◆ Problem
Check every line of the data and copy the ones where "description" appears.

◆ Materials provided

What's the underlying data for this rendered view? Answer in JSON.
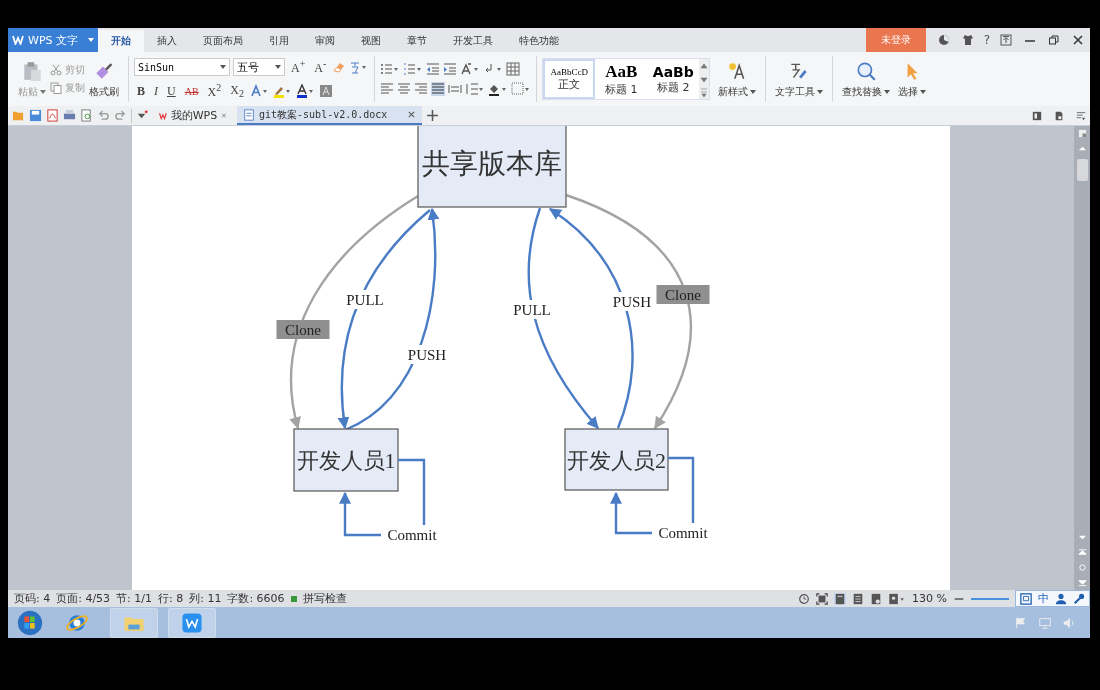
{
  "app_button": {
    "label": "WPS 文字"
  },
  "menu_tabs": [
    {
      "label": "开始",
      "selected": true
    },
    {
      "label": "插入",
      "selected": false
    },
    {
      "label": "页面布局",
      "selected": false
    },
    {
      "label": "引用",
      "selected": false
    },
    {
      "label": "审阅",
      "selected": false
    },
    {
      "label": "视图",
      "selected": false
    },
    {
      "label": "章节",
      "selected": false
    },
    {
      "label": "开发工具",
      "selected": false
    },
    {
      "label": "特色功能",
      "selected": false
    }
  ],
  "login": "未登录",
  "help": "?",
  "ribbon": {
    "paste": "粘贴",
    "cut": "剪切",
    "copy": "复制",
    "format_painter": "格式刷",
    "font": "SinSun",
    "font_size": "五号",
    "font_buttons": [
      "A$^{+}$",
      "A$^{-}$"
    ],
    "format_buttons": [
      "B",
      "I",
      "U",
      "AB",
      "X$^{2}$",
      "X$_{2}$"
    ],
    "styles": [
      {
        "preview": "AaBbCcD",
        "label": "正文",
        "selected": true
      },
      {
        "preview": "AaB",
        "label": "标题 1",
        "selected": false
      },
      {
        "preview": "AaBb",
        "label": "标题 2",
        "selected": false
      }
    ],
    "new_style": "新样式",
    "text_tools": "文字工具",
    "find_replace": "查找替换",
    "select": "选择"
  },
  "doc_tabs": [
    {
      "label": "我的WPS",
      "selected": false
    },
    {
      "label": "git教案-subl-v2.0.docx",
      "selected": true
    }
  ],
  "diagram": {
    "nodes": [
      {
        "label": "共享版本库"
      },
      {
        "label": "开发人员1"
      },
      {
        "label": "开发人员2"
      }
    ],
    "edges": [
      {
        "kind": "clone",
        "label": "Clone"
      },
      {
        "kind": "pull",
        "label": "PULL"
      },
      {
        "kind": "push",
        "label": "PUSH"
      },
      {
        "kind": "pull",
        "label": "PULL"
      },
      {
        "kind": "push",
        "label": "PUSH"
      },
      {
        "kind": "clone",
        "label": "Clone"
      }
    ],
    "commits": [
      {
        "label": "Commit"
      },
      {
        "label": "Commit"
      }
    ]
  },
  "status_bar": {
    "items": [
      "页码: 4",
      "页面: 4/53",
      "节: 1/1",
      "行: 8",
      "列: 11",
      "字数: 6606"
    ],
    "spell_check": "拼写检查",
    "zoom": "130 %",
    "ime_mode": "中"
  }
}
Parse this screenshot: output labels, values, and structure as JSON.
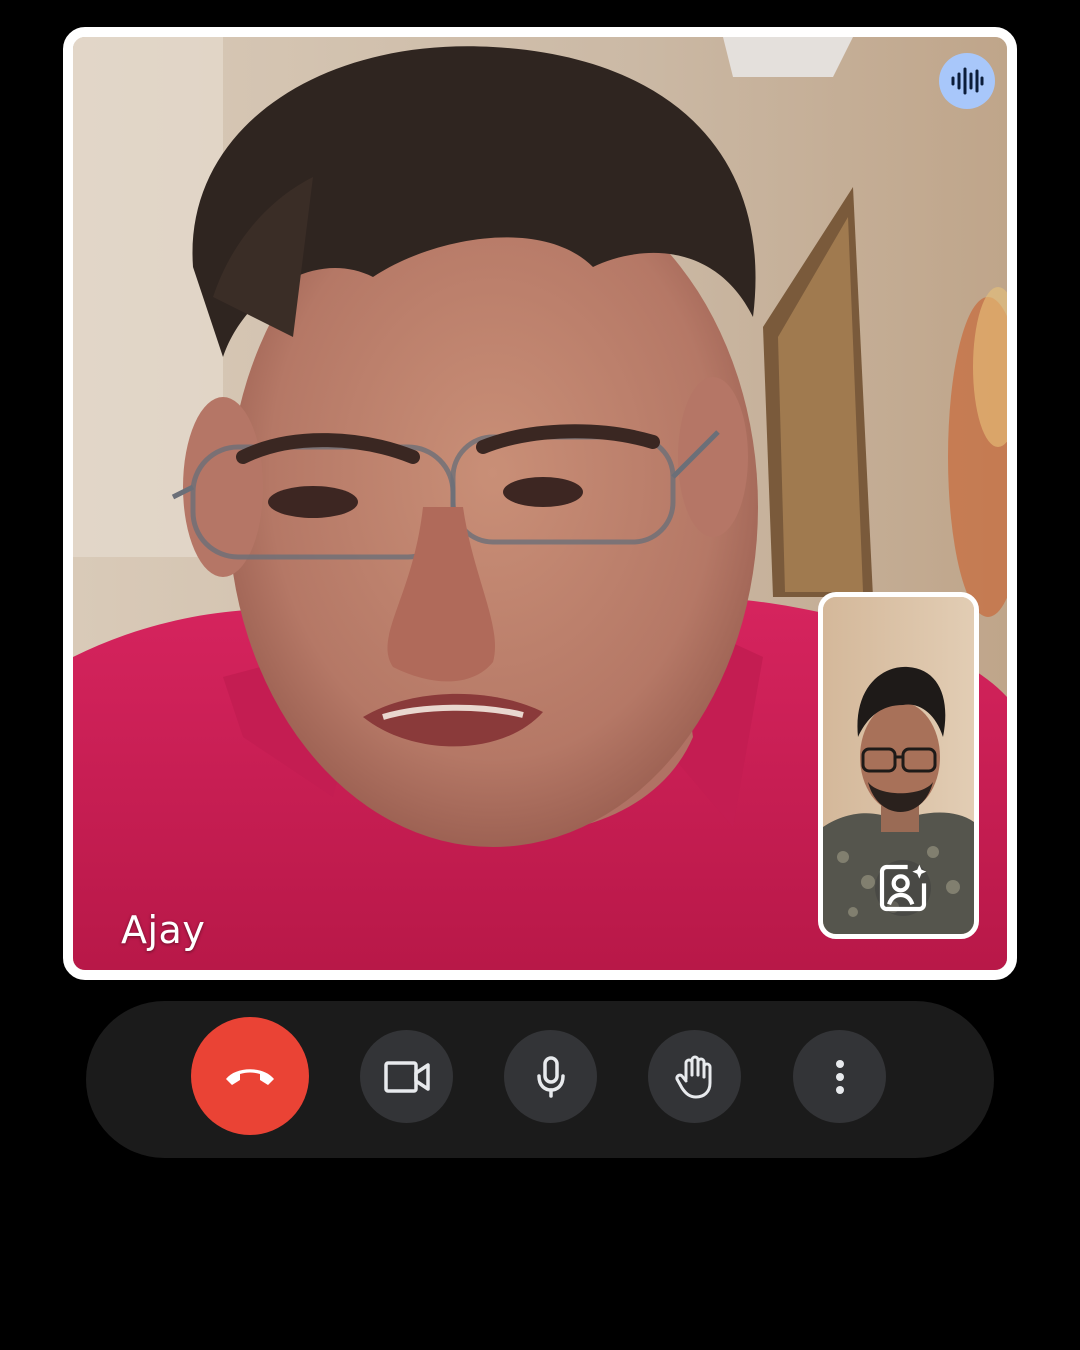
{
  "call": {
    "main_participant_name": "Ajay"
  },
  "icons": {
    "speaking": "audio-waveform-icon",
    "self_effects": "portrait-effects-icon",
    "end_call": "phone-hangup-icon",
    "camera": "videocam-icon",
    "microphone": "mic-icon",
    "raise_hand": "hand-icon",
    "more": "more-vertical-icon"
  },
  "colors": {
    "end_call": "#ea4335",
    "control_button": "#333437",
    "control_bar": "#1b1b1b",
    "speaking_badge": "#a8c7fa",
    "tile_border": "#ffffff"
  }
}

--

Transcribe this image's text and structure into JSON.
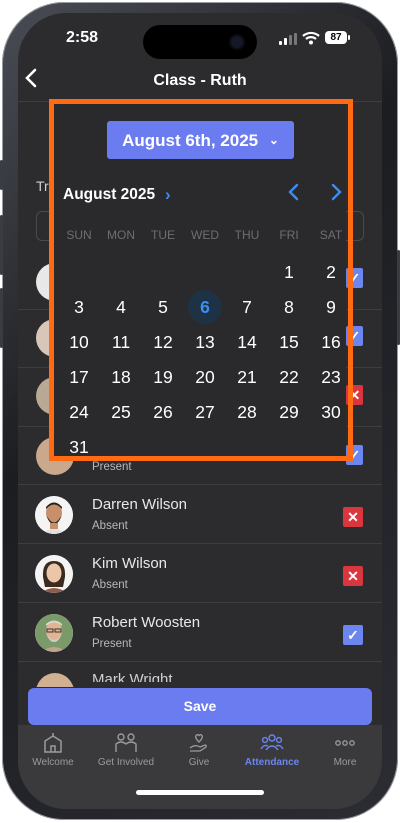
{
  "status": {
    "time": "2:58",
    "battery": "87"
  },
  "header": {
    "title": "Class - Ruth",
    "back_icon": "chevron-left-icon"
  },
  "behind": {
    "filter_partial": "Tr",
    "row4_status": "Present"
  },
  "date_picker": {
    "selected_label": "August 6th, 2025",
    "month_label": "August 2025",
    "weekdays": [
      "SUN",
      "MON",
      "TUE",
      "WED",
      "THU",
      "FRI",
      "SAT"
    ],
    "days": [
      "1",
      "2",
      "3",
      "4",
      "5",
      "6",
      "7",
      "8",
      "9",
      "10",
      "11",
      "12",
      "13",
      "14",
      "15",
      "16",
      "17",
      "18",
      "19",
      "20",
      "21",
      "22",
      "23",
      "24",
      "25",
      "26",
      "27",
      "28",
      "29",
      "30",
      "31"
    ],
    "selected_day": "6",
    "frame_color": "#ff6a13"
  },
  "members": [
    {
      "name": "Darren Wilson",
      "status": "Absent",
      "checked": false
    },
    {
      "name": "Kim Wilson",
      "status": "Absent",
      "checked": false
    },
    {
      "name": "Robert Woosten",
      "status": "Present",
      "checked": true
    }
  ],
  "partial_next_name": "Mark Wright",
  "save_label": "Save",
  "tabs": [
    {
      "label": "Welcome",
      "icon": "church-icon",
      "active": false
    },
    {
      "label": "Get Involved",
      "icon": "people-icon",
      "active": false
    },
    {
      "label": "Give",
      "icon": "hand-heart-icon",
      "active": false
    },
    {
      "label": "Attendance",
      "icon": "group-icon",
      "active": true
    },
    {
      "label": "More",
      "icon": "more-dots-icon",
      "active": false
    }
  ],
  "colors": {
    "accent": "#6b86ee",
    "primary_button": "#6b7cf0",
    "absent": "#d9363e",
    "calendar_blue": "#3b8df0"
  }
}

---

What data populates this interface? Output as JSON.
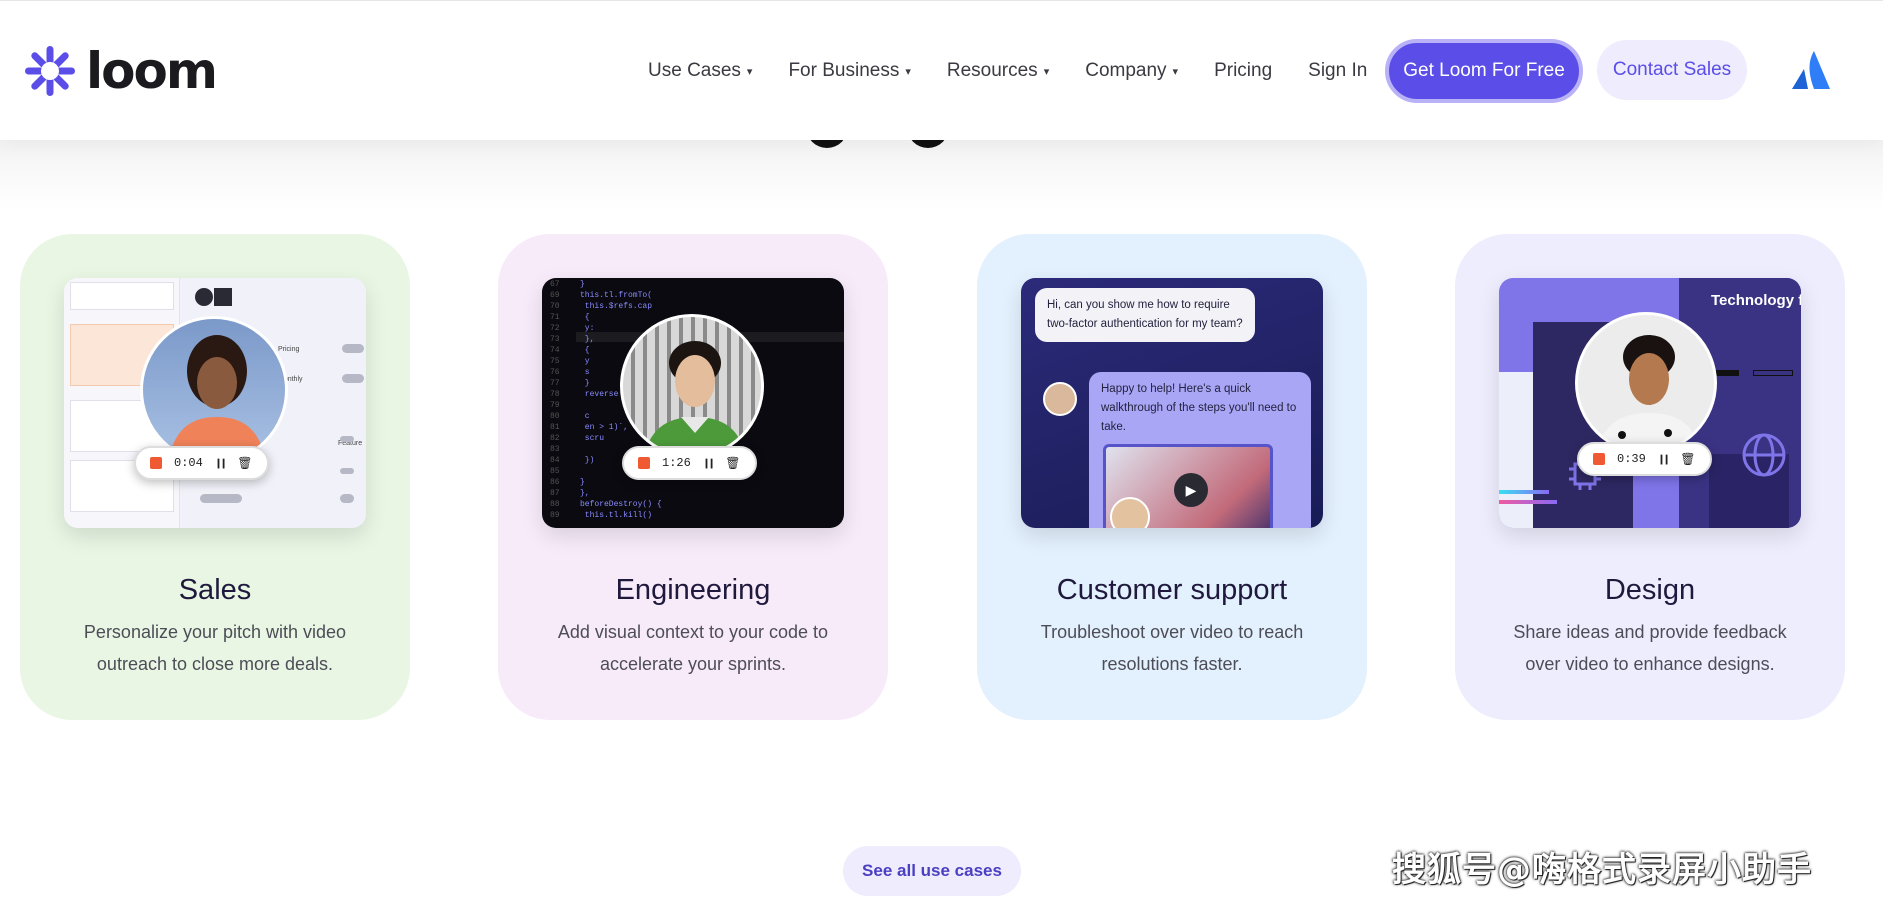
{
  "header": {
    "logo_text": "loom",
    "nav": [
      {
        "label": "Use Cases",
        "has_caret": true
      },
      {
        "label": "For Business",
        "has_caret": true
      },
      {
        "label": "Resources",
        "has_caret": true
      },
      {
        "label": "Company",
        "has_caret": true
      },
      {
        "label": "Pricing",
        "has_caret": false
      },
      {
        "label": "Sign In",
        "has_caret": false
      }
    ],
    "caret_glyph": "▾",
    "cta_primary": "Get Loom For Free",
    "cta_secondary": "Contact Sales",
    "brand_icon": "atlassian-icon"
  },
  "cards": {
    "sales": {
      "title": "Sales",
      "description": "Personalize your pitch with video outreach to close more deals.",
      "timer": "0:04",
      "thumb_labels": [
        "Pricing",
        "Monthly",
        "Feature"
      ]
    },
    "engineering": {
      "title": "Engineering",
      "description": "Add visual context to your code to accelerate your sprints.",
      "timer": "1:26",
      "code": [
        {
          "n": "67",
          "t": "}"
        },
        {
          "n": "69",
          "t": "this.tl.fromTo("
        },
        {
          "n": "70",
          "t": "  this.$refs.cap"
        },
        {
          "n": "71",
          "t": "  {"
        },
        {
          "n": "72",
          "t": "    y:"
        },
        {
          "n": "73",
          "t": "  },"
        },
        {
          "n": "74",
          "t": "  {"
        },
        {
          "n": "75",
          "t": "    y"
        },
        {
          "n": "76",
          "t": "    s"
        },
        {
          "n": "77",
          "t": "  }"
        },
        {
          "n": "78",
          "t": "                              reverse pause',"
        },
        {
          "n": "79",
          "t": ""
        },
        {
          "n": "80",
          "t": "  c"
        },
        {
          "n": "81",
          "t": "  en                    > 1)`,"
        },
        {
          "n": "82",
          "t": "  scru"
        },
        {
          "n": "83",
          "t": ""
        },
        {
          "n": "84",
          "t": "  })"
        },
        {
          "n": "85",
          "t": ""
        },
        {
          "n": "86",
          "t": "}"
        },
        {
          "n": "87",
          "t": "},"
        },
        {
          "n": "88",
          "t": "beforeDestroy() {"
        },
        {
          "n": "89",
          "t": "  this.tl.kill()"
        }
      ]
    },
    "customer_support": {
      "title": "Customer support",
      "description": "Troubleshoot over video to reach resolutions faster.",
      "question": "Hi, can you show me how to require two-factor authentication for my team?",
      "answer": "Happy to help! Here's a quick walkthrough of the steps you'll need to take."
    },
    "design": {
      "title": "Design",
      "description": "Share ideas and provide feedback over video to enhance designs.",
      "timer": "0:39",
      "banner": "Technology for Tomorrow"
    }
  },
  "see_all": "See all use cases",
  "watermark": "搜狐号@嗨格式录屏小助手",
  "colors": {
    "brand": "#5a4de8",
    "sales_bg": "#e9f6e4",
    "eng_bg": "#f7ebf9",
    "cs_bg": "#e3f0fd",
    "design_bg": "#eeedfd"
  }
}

◆ Output
      "description": "Personalize your pitch with video outreach to close more deals.",
      "description": "Add visual context to your code to accelerate your sprints.",
      "description": "Troubleshoot over video to reach resolutions faster.",
      "description": "Share ideas and provide feedback over video to enhance designs.",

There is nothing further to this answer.